Subject Guides are a great place to start your search for resources. If you haven’t already, head over to the Subject Guides list and find all the most relevant library resources for your subject and more…
On 2-4 November I attended the LibPMC Conference (International Conference on Performance Measurement in Libraries). The conference content was really varied, including a focus on the needs of stakeholders and communities and actively using qualitative and quantitative data to improve services and the user experience. Here are some highlights.
But can it last? How the pandemic transformed our relationship with data. Dr Frankie Wilson, Bodleian Library
Knowledge is PowerBI: How data visualisation helped inform services during the pandemic. Elaine Sykes, Liverpool John Moore’s University
Using return on investment to tell the story of library value and library values. Prof Scott HW Young, Prof Hannah McKelvey – Montana State University
Assembling a Virtual Student Library Advisory Board during COVID-19. Prof Chantelle Swaren, Prof Theresa Liedtka – University of Tennessee at Chattanooga
Charting the Change: Analysing How Online Delivery Made A Difference to Who Is Accessing Academic Skills Programmes. Louise Makin, Academic Engagement Manager, Liverpool John Moores University.
The past eighteen months have been quite isolating for staff as well as students at academic institutions, and this has meant that opportunities for networking and visiting colleagues from other universities have been in short supply. Recently I was invited to visit the University of Dundee’s Main Library thanks to Kayleigh McGarry, Digital Literacy and Service Development Librarian.
Friday's actually my day off from work and childcare. What did I choose to do with my time to myself? Go on a field trip to another law library, obvs. pic.twitter.com/zed2JYiHUB
Although Kayleigh works across all subject areas in Dundee, she and I both have a specialist interest in Law as we previously worked in the Scottish Courts and Tribunals Service Library Service together. The Law collection at Dundee is housed in the Main Library and I was delighted to see a familiar face during my visit!
Bust of Lady Clark of Calton, Senator of the College of Justice and formerly Chairman of the Scottish Law Commission.

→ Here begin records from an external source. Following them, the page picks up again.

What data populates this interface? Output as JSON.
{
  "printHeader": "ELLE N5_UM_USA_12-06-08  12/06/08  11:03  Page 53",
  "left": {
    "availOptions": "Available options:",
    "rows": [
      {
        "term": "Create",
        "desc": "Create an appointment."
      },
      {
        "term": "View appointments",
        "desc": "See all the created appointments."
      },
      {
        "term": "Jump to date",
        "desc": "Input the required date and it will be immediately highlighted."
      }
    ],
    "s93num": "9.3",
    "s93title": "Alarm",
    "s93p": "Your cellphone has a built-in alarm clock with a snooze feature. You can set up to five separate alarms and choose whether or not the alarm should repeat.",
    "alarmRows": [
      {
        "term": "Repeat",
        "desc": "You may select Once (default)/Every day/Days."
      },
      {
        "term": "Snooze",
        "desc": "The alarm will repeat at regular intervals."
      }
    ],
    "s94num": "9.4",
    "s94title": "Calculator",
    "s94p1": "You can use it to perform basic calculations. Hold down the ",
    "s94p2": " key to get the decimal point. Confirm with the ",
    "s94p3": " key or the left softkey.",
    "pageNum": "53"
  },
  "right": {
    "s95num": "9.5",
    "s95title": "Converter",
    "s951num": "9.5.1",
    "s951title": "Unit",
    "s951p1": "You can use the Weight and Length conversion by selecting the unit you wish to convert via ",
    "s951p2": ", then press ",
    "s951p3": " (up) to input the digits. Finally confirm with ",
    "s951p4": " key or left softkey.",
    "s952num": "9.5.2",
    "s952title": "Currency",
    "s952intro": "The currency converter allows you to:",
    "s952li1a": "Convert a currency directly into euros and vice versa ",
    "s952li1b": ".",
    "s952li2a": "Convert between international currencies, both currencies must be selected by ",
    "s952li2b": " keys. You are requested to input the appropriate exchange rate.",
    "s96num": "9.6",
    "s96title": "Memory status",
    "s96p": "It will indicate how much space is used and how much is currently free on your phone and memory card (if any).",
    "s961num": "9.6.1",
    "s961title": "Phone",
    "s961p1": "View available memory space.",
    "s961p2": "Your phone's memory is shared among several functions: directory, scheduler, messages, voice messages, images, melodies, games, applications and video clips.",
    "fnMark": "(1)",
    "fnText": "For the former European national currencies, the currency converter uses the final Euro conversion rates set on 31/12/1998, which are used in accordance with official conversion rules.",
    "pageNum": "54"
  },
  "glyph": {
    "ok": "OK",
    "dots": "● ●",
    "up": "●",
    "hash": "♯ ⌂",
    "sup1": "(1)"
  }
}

While I was interested to view the Law collection, it was also helpful to see how another institution have dealt with the challenges of the pandemic with regards their study spaces, group study rooms, and moving around the library. Most of the actions that have been taken in Dundee are very similar to our own service adjustments in the past year. Students are now able to use most study spaces on a drop in basis just like in our own libraries, and masks are worn throughout the building. The usual hand sanitising procedures and one-way systems are in place, and overall staff reported great cooperation from students during this tricky time. It was a real pleasure to see students back on campus and making the most of the available facilities. I have to confess that I’m quite jealous of the library’s podcast and recording studio, and seeing their makerspace reminded me of the brilliant facilities we have in the uCreate Studios on the first floor of our own Main Library.

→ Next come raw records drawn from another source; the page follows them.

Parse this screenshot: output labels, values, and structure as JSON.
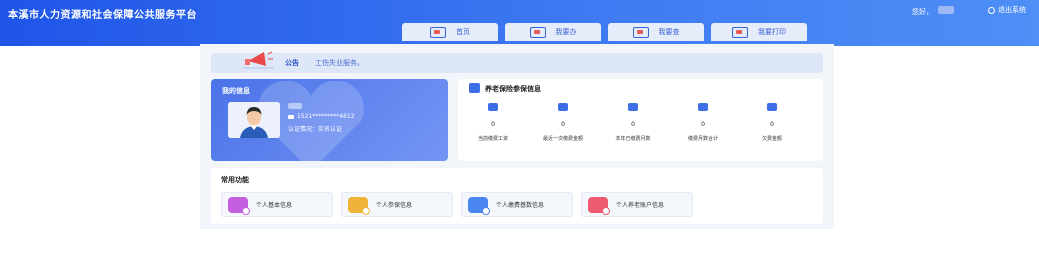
{
  "header": {
    "title": "本溪市人力资源和社会保障公共服务平台",
    "greeting": "您好，",
    "logout_label": "退出系统"
  },
  "tabs": [
    {
      "label": "首页"
    },
    {
      "label": "我要办"
    },
    {
      "label": "我要查"
    },
    {
      "label": "我要打印"
    }
  ],
  "notice": {
    "label": "公告",
    "text": "工伤失业服务。"
  },
  "my_info": {
    "title": "我的信息",
    "phone": "1521*********4612",
    "auth_label": "认证情况：",
    "auth_status": "实名认证"
  },
  "pension": {
    "title": "养老保险参保信息",
    "stats": [
      {
        "value": "0",
        "label": "当前缴费工资",
        "icon": "wallet-icon"
      },
      {
        "value": "0",
        "label": "最近一次缴费金额",
        "icon": "money-bag-icon"
      },
      {
        "value": "0",
        "label": "本年已缴费月数",
        "icon": "card-icon"
      },
      {
        "value": "0",
        "label": "缴费月数合计",
        "icon": "checklist-icon"
      },
      {
        "value": "0",
        "label": "欠费金额",
        "icon": "coins-icon"
      }
    ]
  },
  "common_functions": {
    "title": "常用功能",
    "items": [
      {
        "label": "个人基本信息",
        "color": "#c65ee0"
      },
      {
        "label": "个人参保信息",
        "color": "#f0b33a"
      },
      {
        "label": "个人缴费基数信息",
        "color": "#4a86f0"
      },
      {
        "label": "个人养老账户信息",
        "color": "#ee5a6f"
      }
    ]
  },
  "colors": {
    "header_blue": "#2f66ee",
    "accent_blue": "#3f6de6",
    "panel_bg": "#f2f5fa"
  }
}
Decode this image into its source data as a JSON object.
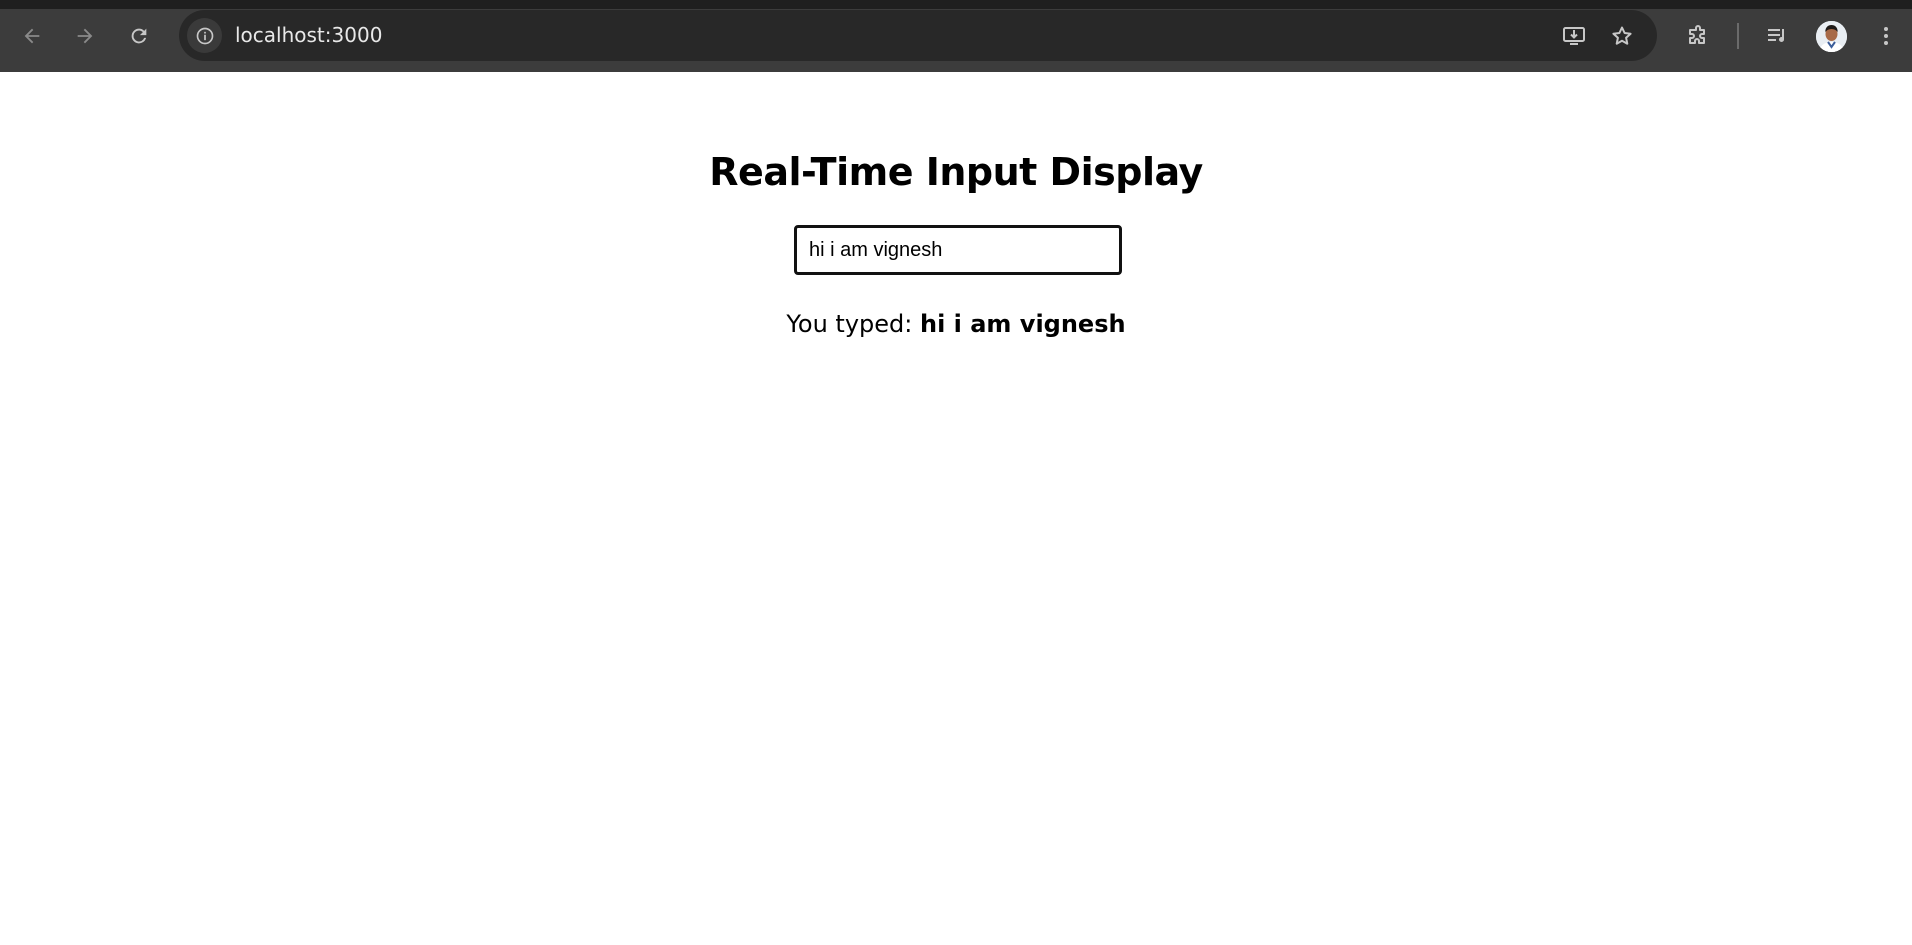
{
  "browser": {
    "url": "localhost:3000",
    "icons": {
      "back": "arrow-left-icon",
      "forward": "arrow-right-icon",
      "reload": "reload-icon",
      "site_info": "info-icon",
      "install": "install-app-icon",
      "bookmark": "star-icon",
      "extensions": "puzzle-icon",
      "media": "media-controls-icon",
      "profile": "avatar",
      "menu": "more-vert-icon"
    },
    "colors": {
      "toolbar": "#3c3c3c",
      "omnibox": "#282828",
      "icon": "#c7c7c7",
      "icon_disabled": "#8a8a8a"
    }
  },
  "page": {
    "title": "Real-Time Input Display",
    "input_value": "hi i am vignesh ",
    "typed_label": "You typed: ",
    "typed_value": "hi i am vignesh"
  }
}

Overall I found the visit to be both reassuring – the challenges we’ve faced as staff and students at Edinburgh are not unique, and knowing that other university library services have made similar choices to our own suggests that we’re all doing the best we can under the circumstances – and inspiring, because Kayleigh and I have a plan in the works to further encourage networking amongst our colleagues across HE institutions in Scotland. Hopefully this will be the first of many renewed opportunities for visiting libraries and sharing experiences to come.
SarahLouise McDonald Academic Support Librarian to the School of Law